[Saved entries]
......

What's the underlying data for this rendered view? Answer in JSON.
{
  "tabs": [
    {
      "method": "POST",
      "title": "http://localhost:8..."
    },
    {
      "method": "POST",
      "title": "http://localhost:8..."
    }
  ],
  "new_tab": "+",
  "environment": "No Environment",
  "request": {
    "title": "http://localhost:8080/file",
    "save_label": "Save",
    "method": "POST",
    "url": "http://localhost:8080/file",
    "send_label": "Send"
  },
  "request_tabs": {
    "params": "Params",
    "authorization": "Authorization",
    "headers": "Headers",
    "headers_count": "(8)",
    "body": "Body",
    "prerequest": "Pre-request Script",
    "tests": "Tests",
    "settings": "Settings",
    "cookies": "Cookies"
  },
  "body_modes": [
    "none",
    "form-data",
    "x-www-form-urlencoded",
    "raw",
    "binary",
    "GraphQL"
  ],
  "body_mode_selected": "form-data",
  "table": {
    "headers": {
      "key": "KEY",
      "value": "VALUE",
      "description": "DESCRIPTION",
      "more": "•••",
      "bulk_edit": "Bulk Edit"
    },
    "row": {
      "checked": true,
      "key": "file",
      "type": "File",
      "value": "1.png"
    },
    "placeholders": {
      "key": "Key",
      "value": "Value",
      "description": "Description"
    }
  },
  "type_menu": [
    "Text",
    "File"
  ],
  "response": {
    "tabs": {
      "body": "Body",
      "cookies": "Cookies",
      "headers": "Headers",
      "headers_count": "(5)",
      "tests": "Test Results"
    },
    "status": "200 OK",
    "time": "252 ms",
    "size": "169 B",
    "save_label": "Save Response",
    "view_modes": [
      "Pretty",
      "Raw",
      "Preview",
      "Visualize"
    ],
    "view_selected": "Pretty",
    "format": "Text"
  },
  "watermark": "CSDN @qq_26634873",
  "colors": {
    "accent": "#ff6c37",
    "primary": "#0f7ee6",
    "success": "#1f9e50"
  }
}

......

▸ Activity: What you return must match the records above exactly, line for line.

▸ Output of the exercise:
What's the underlying data for this rendered view? Answer in JSON.
{
  "tabs": [
    {
      "method": "POST",
      "title": "http://localhost:8..."
    },
    {
      "method": "POST",
      "title": "http://localhost:8..."
    }
  ],
  "new_tab": "+",
  "environment": "No Environment",
  "request": {
    "title": "http://localhost:8080/file",
    "save_label": "Save",
    "method": "POST",
    "url": "http://localhost:8080/file",
    "send_label": "Send"
  },
  "request_tabs": {
    "params": "Params",
    "authorization": "Authorization",
    "headers": "Headers",
    "headers_count": "(8)",
    "body": "Body",
    "prerequest": "Pre-request Script",
    "tests": "Tests",
    "settings": "Settings",
    "cookies": "Cookies"
  },
  "body_modes": [
    "none",
    "form-data",
    "x-www-form-urlencoded",
    "raw",
    "binary",
    "GraphQL"
  ],
  "body_mode_selected": "form-data",
  "table": {
    "headers": {
      "key": "KEY",
      "value": "VALUE",
      "description": "DESCRIPTION",
      "more": "•••",
      "bulk_edit": "Bulk Edit"
    },
    "row": {
      "checked": true,
      "key": "file",
      "type": "File",
      "value": "1.png"
    },
    "placeholders": {
      "key": "Key",
      "value": "Value",
      "description": "Description"
    }
  },
  "type_menu": [
    "Text",
    "File"
  ],
  "response": {
    "tabs": {
      "body": "Body",
      "cookies": "Cookies",
      "headers": "Headers",
      "headers_count": "(5)",
      "tests": "Test Results"
    },
    "status": "200 OK",
    "time": "252 ms",
    "size": "169 B",
    "save_label": "Save Response",
    "view_modes": [
      "Pretty",
      "Raw",
      "Preview",
      "Visualize"
    ],
    "view_selected": "Pretty",
    "format": "Text"
  },
  "watermark": "CSDN @qq_26634873",
  "colors": {
    "accent": "#ff6c37",
    "primary": "#0f7ee6",
    "success": "#1f9e50"
  }
}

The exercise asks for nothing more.